- **Task details**: Could you filter the records below down to the lines that include the word "JSON"?

- **Material for the task**:
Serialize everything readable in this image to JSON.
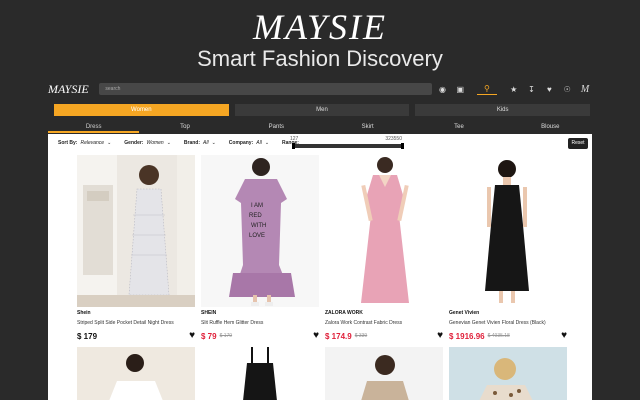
{
  "hero": {
    "logo": "MAYSIE",
    "subtitle": "Smart Fashion Discovery"
  },
  "topbar": {
    "logo": "MAYSIE",
    "search_placeholder": "search",
    "icons": [
      "palette-icon",
      "camera-icon",
      "search-icon",
      "star-icon",
      "download-icon",
      "heart-icon",
      "globe-icon",
      "maysie-icon"
    ]
  },
  "gender_tabs": [
    {
      "label": "Women",
      "active": true
    },
    {
      "label": "Men",
      "active": false
    },
    {
      "label": "Kids",
      "active": false
    }
  ],
  "categories": [
    {
      "label": "Dress",
      "active": true
    },
    {
      "label": "Top",
      "active": false
    },
    {
      "label": "Pants",
      "active": false
    },
    {
      "label": "Skirt",
      "active": false
    },
    {
      "label": "Tee",
      "active": false
    },
    {
      "label": "Blouse",
      "active": false
    }
  ],
  "filters": {
    "sort": {
      "label": "Sort By:",
      "value": "Relevance"
    },
    "gender": {
      "label": "Gender:",
      "value": "Women"
    },
    "brand": {
      "label": "Brand:",
      "value": "All"
    },
    "company": {
      "label": "Company:",
      "value": "All"
    },
    "range": {
      "label": "Range:",
      "min": "127",
      "max": "323550",
      "fill_fraction": 1.0
    },
    "reset": "Reset"
  },
  "products": [
    {
      "brand": "Shein",
      "name": "Striped Split Side Pocket Detail Night Dress",
      "price": "$ 179",
      "old_price": "",
      "sale": false
    },
    {
      "brand": "SHEIN",
      "name": "Slit Ruffle Hem Glitter Dress",
      "price": "$ 79",
      "old_price": "$ 179",
      "sale": true
    },
    {
      "brand": "ZALORA WORK",
      "name": "Zalora Work Contrast Fabric Dress",
      "price": "$ 174.9",
      "old_price": "$ 339",
      "sale": true
    },
    {
      "brand": "Genet Vivien",
      "name": "Genevian Genet Vivien Floral Dress (Black)",
      "price": "$ 1916.96",
      "old_price": "$ 4935.18",
      "sale": true
    }
  ],
  "colors": {
    "accent": "#f5a623",
    "sale": "#e0203a",
    "background": "#2a2a2a"
  }
}
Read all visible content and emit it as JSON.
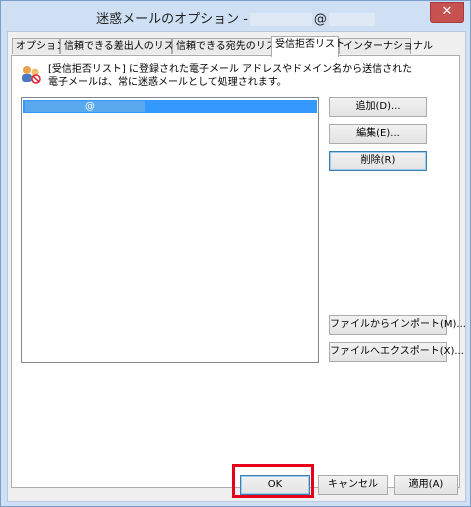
{
  "window": {
    "title_prefix": "迷惑メールのオプション -",
    "title_at": "@",
    "close_glyph": "✕"
  },
  "tabs": [
    {
      "label": "オプション"
    },
    {
      "label": "信頼できる差出人のリスト"
    },
    {
      "label": "信頼できる宛先のリスト"
    },
    {
      "label": "受信拒否リスト"
    },
    {
      "label": "インターナショナル"
    }
  ],
  "active_tab": "受信拒否リスト",
  "description": {
    "line1": "[受信拒否リスト] に登録された電子メール アドレスやドメイン名から送信された",
    "line2": "電子メールは、常に迷惑メールとして処理されます。"
  },
  "blocked_list": {
    "items": [
      {
        "text": "@"
      }
    ]
  },
  "buttons": {
    "add": "追加(D)...",
    "edit": "編集(E)...",
    "delete": "削除(R)",
    "import": "ファイルからインポート(M)...",
    "export": "ファイルへエクスポート(X)..."
  },
  "footer": {
    "ok": "OK",
    "cancel": "キャンセル",
    "apply": "適用(A)"
  },
  "colors": {
    "selection": "#3399ff",
    "highlight_box": "#e6001a",
    "close_button": "#c75050"
  }
}
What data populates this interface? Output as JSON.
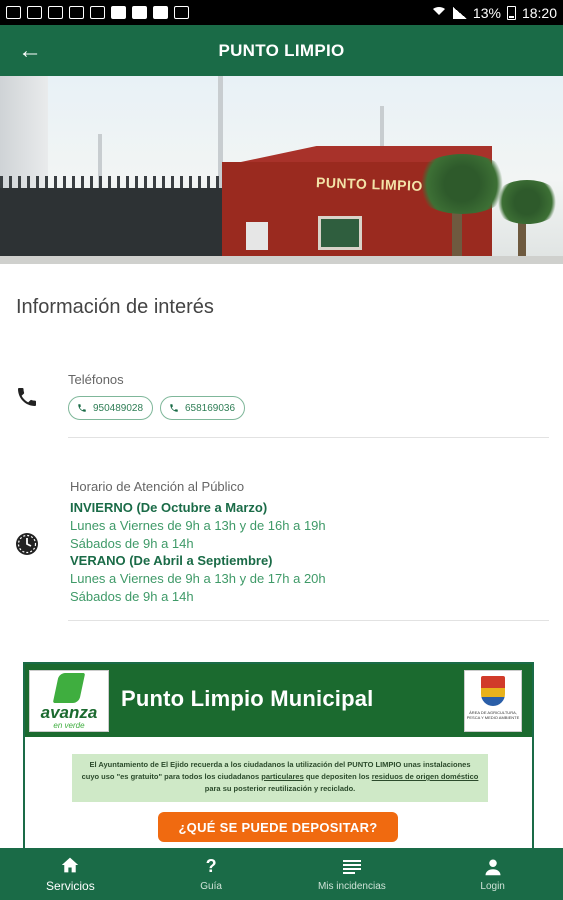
{
  "statusbar": {
    "battery": "13%",
    "time": "18:20",
    "icons": [
      "whatsapp-icon",
      "gallery-icon",
      "crossed-tools-icon",
      "chrome-icon",
      "drive-icon",
      "warning-icon",
      "photo-icon",
      "app-icon",
      "wifi-icon",
      "signal-icon",
      "battery-icon"
    ]
  },
  "appbar": {
    "title": "PUNTO LIMPIO",
    "back_icon": "arrow-left-icon"
  },
  "hero": {
    "sign_text": "PUNTO LIMPIO"
  },
  "info": {
    "title": "Información de interés",
    "phones": {
      "label": "Teléfonos",
      "numbers": [
        "950489028",
        "658169036"
      ]
    },
    "schedule": {
      "label": "Horario de Atención al Público",
      "lines": [
        "INVIERNO (De Octubre a Marzo)",
        "Lunes a Viernes de 9h a 13h y de 16h a 19h",
        "Sábados de 9h a 14h",
        "VERANO (De Abril a Septiembre)",
        "Lunes a Viernes de 9h a 13h y de 17h a 20h",
        "Sábados de 9h a 14h"
      ]
    }
  },
  "poster": {
    "logo_brand": "avanza",
    "logo_tag": "en verde",
    "title": "Punto Limpio Municipal",
    "crest_text": "ÁREA DE AGRICULTURA, PESCA Y MEDIO AMBIENTE",
    "msg_1": "El Ayuntamiento de El Ejido recuerda a los ciudadanos la utilización del  PUNTO LIMPIO  unas instalaciones cuyo uso \"es gratuito\" para todos los ciudadanos ",
    "msg_u1": "particulares",
    "msg_2": " que depositen los ",
    "msg_u2": "residuos de origen doméstico",
    "msg_3": " para su posterior reutilización y reciclado.",
    "cta": "¿QUÉ SE PUEDE DEPOSITAR?"
  },
  "bottomnav": {
    "items": [
      {
        "label": "Servicios",
        "icon": "home-icon"
      },
      {
        "label": "Guía",
        "icon": "help-icon"
      },
      {
        "label": "Mis incidencias",
        "icon": "list-icon"
      },
      {
        "label": "Login",
        "icon": "person-icon"
      }
    ]
  },
  "colors": {
    "primary": "#1a6b47",
    "accent": "#3f9a68",
    "orange": "#f06a10"
  }
}
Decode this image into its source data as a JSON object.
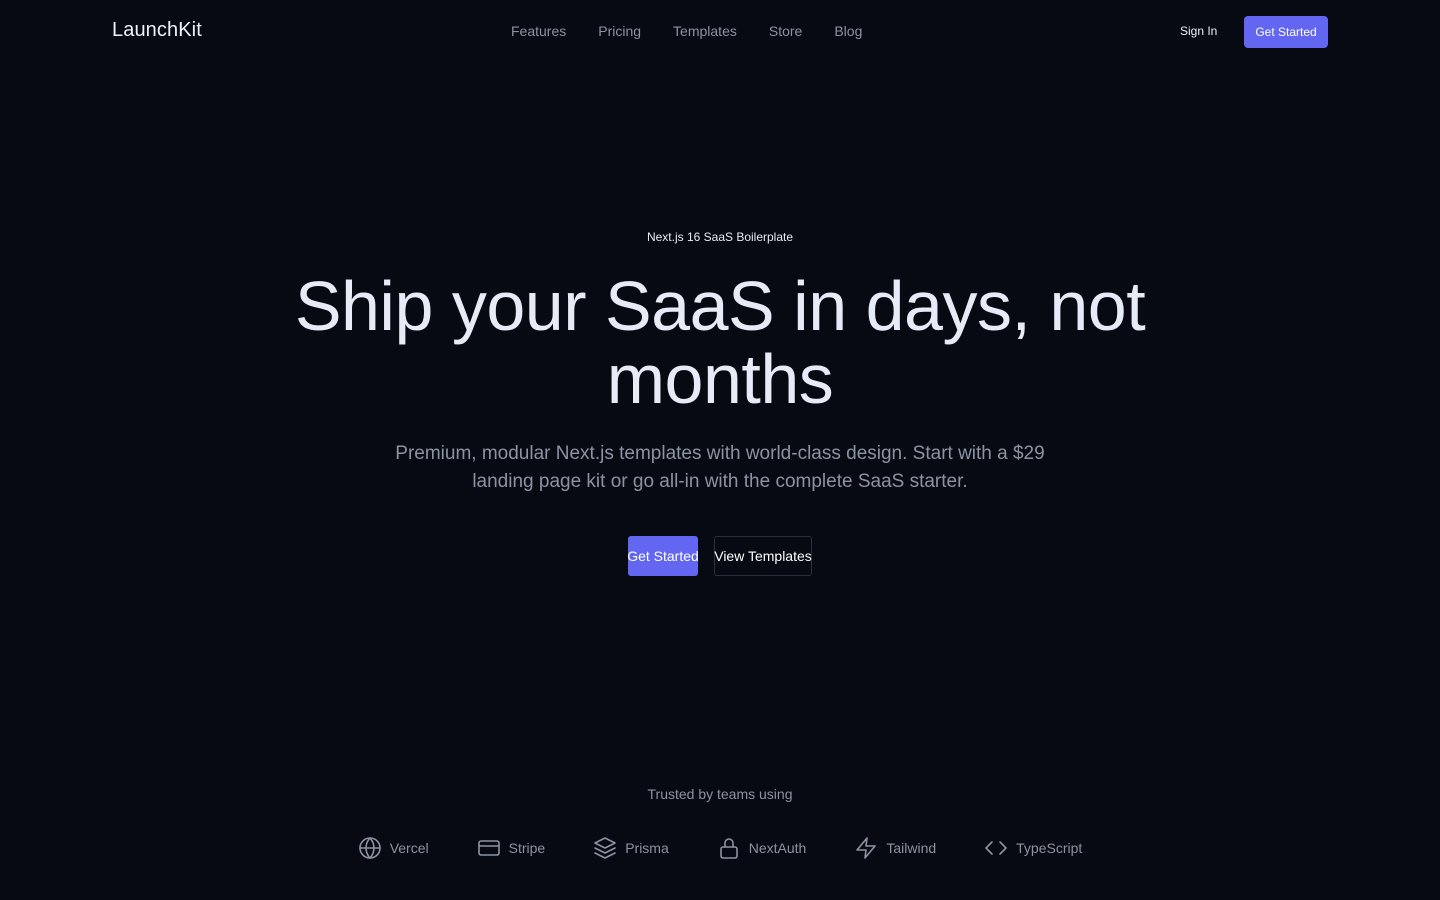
{
  "header": {
    "logo": "LaunchKit",
    "nav": [
      "Features",
      "Pricing",
      "Templates",
      "Store",
      "Blog"
    ],
    "sign_in": "Sign In",
    "cta": "Get Started"
  },
  "hero": {
    "badge": "Next.js 16 SaaS Boilerplate",
    "headline": "Ship your SaaS in days, not months",
    "subhead": "Premium, modular Next.js templates with world-class design. Start with a $29 landing page kit or go all-in with the complete SaaS starter.",
    "primary_cta": "Get Started",
    "secondary_cta": "View Templates"
  },
  "trusted": {
    "label": "Trusted by teams using",
    "logos": [
      {
        "name": "Vercel",
        "icon": "globe-icon"
      },
      {
        "name": "Stripe",
        "icon": "credit-card-icon"
      },
      {
        "name": "Prisma",
        "icon": "layers-icon"
      },
      {
        "name": "NextAuth",
        "icon": "lock-icon"
      },
      {
        "name": "Tailwind",
        "icon": "zap-icon"
      },
      {
        "name": "TypeScript",
        "icon": "code-icon"
      }
    ]
  },
  "colors": {
    "background": "#070a12",
    "accent": "#6366f1",
    "muted_text": "#8c93a3",
    "text": "#e7ebf5"
  }
}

- **Response**:
Serialize everything readable in this image to JSON.
Read all visible content and emit it as JSON.
What data populates this interface? Output as JSON.
Decode this image into its source data as a JSON object.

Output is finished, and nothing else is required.